• _WORK REQUEST_:
Show every line of the records below that contains the word "Aebi".
|---|
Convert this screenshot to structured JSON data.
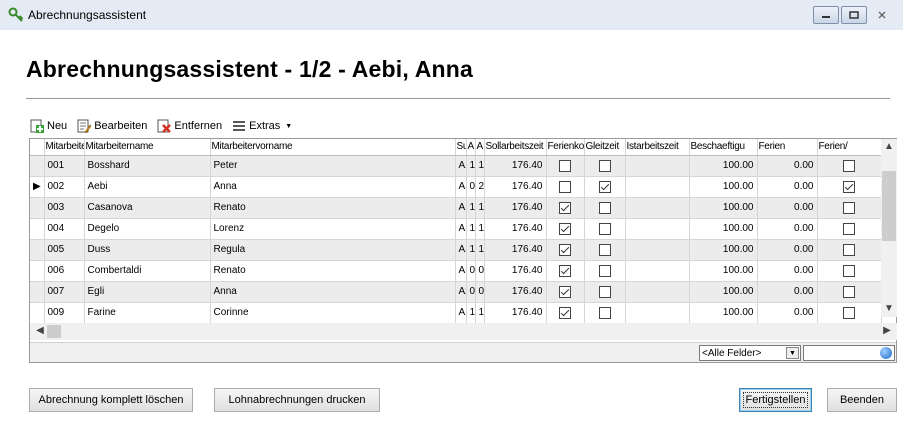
{
  "window": {
    "title": "Abrechnungsassistent",
    "icon": "key-icon",
    "controls": [
      "minimize-icon",
      "maximize-icon",
      "close-icon"
    ]
  },
  "heading": "Abrechnungsassistent - 1/2 - Aebi, Anna",
  "toolbar": {
    "new_label": "Neu",
    "edit_label": "Bearbeiten",
    "remove_label": "Entfernen",
    "extras_label": "Extras",
    "extras_mnemonic": "x"
  },
  "grid": {
    "columns": [
      "Mitarbeitern",
      "Mitarbeitername",
      "Mitarbeitervorname",
      "Su",
      "A",
      "A",
      "Sollarbeitszeit",
      "Ferienko",
      "Gleitzeit",
      "Istarbeitszeit",
      "Beschaeftigu",
      "Ferien",
      "Ferien/"
    ],
    "current_row_marker": "▶",
    "rows": [
      {
        "nr": "001",
        "name": "Bosshard",
        "vorname": "Peter",
        "su": "A1",
        "a1": "1",
        "a2": "1",
        "soll": "176.40",
        "ferienko": false,
        "gleitzeit": false,
        "ist": "",
        "besch": "100.00",
        "ferien": "0.00",
        "ferien2": false,
        "current": false
      },
      {
        "nr": "002",
        "name": "Aebi",
        "vorname": "Anna",
        "su": "A1",
        "a1": "0",
        "a2": "2",
        "soll": "176.40",
        "ferienko": false,
        "gleitzeit": true,
        "ist": "",
        "besch": "100.00",
        "ferien": "0.00",
        "ferien2": true,
        "current": true
      },
      {
        "nr": "003",
        "name": "Casanova",
        "vorname": "Renato",
        "su": "A1",
        "a1": "1",
        "a2": "1",
        "soll": "176.40",
        "ferienko": true,
        "gleitzeit": false,
        "ist": "",
        "besch": "100.00",
        "ferien": "0.00",
        "ferien2": false,
        "current": false
      },
      {
        "nr": "004",
        "name": "Degelo",
        "vorname": "Lorenz",
        "su": "A1",
        "a1": "1",
        "a2": "1",
        "soll": "176.40",
        "ferienko": true,
        "gleitzeit": false,
        "ist": "",
        "besch": "100.00",
        "ferien": "0.00",
        "ferien2": false,
        "current": false
      },
      {
        "nr": "005",
        "name": "Duss",
        "vorname": "Regula",
        "su": "A1",
        "a1": "1",
        "a2": "1",
        "soll": "176.40",
        "ferienko": true,
        "gleitzeit": false,
        "ist": "",
        "besch": "100.00",
        "ferien": "0.00",
        "ferien2": false,
        "current": false
      },
      {
        "nr": "006",
        "name": "Combertaldi",
        "vorname": "Renato",
        "su": "A1",
        "a1": "0",
        "a2": "0",
        "soll": "176.40",
        "ferienko": true,
        "gleitzeit": false,
        "ist": "",
        "besch": "100.00",
        "ferien": "0.00",
        "ferien2": false,
        "current": false
      },
      {
        "nr": "007",
        "name": "Egli",
        "vorname": "Anna",
        "su": "A2",
        "a1": "0",
        "a2": "0",
        "soll": "176.40",
        "ferienko": true,
        "gleitzeit": false,
        "ist": "",
        "besch": "100.00",
        "ferien": "0.00",
        "ferien2": false,
        "current": false
      },
      {
        "nr": "009",
        "name": "Farine",
        "vorname": "Corinne",
        "su": "A1",
        "a1": "1",
        "a2": "1",
        "soll": "176.40",
        "ferienko": true,
        "gleitzeit": false,
        "ist": "",
        "besch": "100.00",
        "ferien": "0.00",
        "ferien2": false,
        "current": false
      }
    ],
    "filter_field": "<Alle Felder>",
    "filter_value": ""
  },
  "buttons": {
    "delete_all": "Abrechnung komplett löschen",
    "print": "Lohnabrechnungen drucken",
    "finish": "Fertigstellen",
    "close": "Beenden"
  }
}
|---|
• _RESULT BELOW_:
  "heading": "Abrechnungsassistent - 1/2 - Aebi, Anna",
        "name": "Aebi",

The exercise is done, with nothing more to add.